> Exercise brief
Each line below that carries the string "from" must appear in the answer.

> Available records
□ □ □ □ □

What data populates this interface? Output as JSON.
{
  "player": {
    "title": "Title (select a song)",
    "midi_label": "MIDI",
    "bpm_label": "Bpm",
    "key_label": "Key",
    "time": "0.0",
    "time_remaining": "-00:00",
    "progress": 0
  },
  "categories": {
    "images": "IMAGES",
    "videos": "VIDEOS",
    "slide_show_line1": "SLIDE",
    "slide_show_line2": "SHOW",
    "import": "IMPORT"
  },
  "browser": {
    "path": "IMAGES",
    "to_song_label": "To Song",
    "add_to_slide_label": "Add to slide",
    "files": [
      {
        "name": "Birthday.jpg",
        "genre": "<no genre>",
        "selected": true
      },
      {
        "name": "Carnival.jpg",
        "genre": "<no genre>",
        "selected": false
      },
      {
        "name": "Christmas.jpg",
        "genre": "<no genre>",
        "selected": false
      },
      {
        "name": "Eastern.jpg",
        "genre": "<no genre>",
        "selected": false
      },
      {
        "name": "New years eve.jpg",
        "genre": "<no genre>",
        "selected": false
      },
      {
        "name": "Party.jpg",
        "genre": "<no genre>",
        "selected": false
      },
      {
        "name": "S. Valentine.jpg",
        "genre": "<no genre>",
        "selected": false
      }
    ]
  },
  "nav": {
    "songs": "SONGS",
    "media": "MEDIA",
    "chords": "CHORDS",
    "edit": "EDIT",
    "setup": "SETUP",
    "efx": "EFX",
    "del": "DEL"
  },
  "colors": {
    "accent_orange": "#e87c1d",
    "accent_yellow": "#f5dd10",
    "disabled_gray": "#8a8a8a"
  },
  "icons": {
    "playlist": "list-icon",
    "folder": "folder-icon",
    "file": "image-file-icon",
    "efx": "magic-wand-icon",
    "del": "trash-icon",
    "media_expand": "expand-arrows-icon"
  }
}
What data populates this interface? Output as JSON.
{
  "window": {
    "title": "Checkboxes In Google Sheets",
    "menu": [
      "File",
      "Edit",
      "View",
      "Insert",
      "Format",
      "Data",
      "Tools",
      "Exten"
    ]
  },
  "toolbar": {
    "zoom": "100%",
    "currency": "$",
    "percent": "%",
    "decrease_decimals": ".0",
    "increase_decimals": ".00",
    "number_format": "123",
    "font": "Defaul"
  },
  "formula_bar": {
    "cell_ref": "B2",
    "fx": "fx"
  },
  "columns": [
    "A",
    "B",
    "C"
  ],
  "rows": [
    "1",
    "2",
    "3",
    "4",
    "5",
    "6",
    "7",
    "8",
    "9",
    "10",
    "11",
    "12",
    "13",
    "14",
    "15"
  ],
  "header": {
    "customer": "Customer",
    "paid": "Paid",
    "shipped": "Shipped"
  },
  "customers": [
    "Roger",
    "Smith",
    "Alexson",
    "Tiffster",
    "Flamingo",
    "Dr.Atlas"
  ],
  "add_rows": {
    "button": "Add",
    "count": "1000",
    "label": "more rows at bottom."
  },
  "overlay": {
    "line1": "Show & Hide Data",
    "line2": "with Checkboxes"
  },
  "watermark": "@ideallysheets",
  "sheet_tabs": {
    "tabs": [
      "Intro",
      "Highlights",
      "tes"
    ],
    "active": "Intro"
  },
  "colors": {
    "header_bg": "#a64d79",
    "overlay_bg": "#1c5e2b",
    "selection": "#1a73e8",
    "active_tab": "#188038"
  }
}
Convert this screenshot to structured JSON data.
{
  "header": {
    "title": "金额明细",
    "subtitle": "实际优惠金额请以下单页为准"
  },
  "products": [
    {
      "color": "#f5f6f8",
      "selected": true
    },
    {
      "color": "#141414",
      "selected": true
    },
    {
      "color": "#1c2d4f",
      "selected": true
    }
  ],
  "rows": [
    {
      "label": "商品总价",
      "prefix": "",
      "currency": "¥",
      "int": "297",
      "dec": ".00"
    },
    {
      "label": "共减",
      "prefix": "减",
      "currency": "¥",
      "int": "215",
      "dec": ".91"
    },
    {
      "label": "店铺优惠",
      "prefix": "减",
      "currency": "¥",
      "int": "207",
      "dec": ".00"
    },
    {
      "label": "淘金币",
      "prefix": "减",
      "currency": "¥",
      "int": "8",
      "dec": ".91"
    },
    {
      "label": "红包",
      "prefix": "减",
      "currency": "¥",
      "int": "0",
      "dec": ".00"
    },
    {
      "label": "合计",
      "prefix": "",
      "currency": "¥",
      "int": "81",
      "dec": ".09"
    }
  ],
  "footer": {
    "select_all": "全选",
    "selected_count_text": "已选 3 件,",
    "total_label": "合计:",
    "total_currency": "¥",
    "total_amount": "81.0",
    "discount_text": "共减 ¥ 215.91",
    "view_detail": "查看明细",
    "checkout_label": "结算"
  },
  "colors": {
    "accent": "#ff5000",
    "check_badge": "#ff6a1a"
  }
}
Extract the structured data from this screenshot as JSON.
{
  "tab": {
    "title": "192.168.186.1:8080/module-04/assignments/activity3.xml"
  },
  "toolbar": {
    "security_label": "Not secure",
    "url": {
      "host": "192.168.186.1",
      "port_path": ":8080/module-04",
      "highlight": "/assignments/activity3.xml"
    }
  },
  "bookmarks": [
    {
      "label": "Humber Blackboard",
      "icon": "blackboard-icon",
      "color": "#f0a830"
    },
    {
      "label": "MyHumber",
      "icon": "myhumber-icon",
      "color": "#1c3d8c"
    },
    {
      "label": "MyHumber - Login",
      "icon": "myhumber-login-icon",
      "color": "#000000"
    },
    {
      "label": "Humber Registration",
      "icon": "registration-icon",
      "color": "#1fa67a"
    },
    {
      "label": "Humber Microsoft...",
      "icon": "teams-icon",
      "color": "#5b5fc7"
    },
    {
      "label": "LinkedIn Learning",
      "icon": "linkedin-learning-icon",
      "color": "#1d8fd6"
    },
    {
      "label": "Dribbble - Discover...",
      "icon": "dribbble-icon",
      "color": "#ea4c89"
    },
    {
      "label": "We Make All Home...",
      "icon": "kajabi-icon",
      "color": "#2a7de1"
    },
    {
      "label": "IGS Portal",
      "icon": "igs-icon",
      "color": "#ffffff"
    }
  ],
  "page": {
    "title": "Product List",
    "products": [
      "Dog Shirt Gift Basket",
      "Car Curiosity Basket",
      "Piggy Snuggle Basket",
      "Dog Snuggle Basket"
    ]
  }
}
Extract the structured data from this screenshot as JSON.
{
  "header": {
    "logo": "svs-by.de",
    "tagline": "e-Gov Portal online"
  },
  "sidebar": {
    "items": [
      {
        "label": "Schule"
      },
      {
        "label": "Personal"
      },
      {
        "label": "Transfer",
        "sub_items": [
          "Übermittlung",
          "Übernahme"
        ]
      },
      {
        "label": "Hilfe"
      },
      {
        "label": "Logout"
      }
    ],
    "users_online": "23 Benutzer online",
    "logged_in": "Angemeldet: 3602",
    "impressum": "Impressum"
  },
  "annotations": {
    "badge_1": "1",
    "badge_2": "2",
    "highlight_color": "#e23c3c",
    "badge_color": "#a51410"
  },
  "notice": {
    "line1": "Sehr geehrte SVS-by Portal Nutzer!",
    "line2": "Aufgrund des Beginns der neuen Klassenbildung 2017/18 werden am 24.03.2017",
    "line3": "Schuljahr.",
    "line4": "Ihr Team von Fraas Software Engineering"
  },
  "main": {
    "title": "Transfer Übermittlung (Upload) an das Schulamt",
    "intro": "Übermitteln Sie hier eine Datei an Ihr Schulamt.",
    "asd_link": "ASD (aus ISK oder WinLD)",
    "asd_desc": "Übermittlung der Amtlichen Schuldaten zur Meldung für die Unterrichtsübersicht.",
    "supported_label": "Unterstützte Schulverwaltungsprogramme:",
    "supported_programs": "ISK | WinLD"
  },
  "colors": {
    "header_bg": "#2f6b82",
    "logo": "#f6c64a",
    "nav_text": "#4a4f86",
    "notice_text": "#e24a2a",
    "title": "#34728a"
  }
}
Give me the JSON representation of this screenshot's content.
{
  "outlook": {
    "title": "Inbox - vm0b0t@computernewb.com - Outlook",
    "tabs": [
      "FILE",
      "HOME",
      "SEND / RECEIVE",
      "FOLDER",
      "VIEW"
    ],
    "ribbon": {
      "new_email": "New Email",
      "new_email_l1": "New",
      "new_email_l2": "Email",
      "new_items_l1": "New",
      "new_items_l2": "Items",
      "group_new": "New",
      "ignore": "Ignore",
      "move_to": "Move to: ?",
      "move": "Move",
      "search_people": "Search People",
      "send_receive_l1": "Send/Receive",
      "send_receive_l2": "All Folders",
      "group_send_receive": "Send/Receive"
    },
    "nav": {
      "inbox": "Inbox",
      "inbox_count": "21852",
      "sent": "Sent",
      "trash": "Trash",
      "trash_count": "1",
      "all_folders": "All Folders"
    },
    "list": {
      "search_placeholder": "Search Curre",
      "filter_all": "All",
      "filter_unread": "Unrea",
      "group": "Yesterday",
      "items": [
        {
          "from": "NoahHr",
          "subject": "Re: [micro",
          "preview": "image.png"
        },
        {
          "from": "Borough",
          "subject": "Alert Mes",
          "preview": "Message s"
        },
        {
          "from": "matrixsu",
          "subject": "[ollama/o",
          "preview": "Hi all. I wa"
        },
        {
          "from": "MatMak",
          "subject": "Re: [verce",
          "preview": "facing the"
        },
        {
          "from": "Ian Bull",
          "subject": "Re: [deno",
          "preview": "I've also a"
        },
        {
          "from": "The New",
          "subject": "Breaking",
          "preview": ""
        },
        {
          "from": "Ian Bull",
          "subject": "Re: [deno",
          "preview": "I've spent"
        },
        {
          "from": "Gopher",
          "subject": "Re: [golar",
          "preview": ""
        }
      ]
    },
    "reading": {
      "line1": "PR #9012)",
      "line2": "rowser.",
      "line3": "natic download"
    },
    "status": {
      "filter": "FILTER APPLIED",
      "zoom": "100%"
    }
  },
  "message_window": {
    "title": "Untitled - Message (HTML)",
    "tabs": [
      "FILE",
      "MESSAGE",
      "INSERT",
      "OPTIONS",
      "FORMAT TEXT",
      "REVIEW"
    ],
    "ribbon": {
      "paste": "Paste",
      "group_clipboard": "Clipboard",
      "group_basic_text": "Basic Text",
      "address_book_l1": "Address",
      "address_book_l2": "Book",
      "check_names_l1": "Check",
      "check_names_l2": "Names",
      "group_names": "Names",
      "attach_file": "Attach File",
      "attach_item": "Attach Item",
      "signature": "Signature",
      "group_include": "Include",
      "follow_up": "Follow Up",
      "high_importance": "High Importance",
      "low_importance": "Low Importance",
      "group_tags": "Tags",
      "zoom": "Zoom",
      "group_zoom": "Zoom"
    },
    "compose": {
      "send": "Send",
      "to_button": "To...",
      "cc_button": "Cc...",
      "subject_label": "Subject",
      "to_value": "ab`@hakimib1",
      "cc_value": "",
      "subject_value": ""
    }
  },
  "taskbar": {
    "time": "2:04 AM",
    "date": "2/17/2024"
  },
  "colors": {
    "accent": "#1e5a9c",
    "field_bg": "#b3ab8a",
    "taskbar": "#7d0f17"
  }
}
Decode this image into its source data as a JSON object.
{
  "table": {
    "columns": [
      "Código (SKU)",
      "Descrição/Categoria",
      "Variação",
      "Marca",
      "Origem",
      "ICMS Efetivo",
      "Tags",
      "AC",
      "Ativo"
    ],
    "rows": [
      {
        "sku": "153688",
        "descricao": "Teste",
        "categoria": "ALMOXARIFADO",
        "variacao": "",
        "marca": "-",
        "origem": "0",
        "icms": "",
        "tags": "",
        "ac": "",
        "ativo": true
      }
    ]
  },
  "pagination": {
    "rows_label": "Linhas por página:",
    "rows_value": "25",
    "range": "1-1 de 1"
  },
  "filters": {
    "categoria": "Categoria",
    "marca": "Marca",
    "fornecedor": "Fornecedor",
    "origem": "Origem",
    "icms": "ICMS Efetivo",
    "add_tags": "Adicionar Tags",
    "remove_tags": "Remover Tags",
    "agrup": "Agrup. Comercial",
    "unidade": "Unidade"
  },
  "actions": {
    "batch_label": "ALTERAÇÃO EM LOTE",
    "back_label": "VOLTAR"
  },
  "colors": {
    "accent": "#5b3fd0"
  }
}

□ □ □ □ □

> Task result
Extract the structured data from this screenshot as JSON.
Extract the structured data from this screenshot as JSON.
          "from": "NoahHr",
          "from": "Borough",
          "from": "matrixsu",
          "from": "MatMak",
          "from": "Ian Bull",
          "from": "The New",
          "from": "Ian Bull",
          "from": "Gopher",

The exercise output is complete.